One of his patients, Mike, was building a stone patio in his backyard because it was “therapeutic, physical, and something I could control and have a sense of accomplishment.”
Among the “unique and remarkable ways that people living with cancer make the most of their time,” Lipson has observed several themes: exercising, leaving a legacy, activism, building relationships, giving. And the most powerful, he thinks, is “creating something.”
It can be painting, pottery, gardening, writing—any outlet to express unspeakable feelings, to get a brief vacation from the roller-coaster of cancer, and/or to leave something behind.
Several studies have shown tangible physical results—improved lung function in patients having asthma; decreased pain in rheumatoid arthritis; and in a 2010 review of 12 studies in cancer patients, improved psychological states and perceived quality of life.
In his own patients, Lipson wrote, he has seen them find “relaxation, solace, calm, catharsis, and healing.” He added, “What you end up creating is not important. What matters is that the process feels good.” If it doesn’t feel good, it’s fine to move on to something else. Instead of judging the outcome according to some external standard, Lipson said, “A project is worthwhile because it comes from inside you.”
Source: Journal of Clinical Oncology (online edition Feb. 7, 2011)

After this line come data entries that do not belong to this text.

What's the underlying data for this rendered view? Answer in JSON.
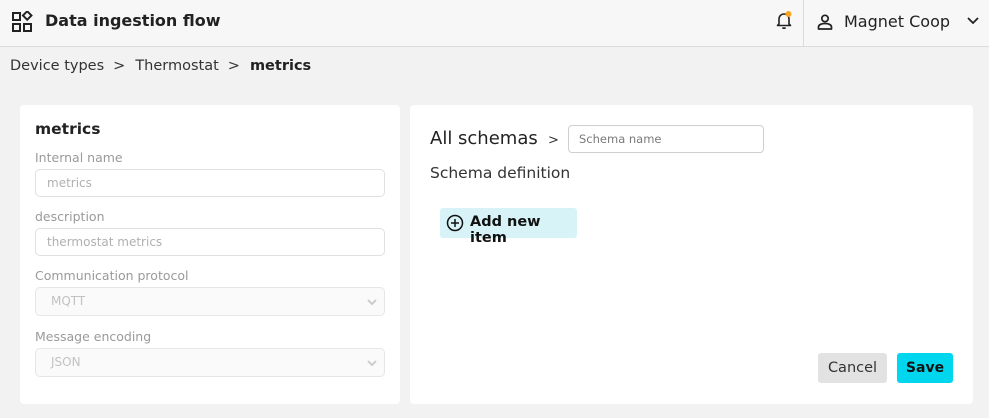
{
  "header": {
    "app_title": "Data ingestion flow",
    "app_icon": "widgets-icon",
    "bell_icon": "bell-icon",
    "notification_dot_color": "#f5a623",
    "user_name": "Magnet Coop",
    "user_icon": "person-icon",
    "caret_icon": "chevron-down-icon"
  },
  "breadcrumb": {
    "items": [
      "Device types",
      "Thermostat"
    ],
    "separator": ">",
    "current": "metrics"
  },
  "form": {
    "title": "metrics",
    "internal_name": {
      "label": "Internal name",
      "value": "metrics"
    },
    "description": {
      "label": "description",
      "value": "thermostat metrics"
    },
    "communication_protocol": {
      "label": "Communication protocol",
      "value": "MQTT"
    },
    "message_encoding": {
      "label": "Message encoding",
      "value": "JSON"
    }
  },
  "schema": {
    "all_schemas_label": "All schemas",
    "separator": ">",
    "name_placeholder": "Schema name",
    "definition_label": "Schema definition",
    "add_item_label": "Add new item",
    "add_item_icon": "plus-circle-icon"
  },
  "actions": {
    "cancel_label": "Cancel",
    "save_label": "Save",
    "save_color": "#00d7ef"
  }
}
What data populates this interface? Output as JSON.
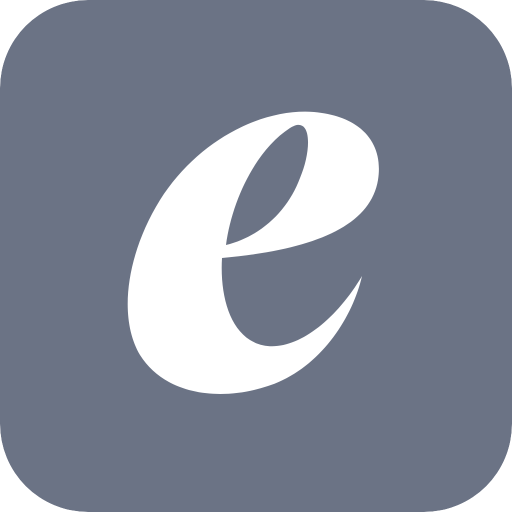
{
  "app_icon": {
    "icon_name": "letter-e-logo-icon",
    "glyph": "e",
    "background_color": "#6B7385",
    "glyph_color": "#FFFFFF"
  }
}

If you have been diagnosed with cancer, where have you found your inspiration to keep going everyday? We would like to hear your stories.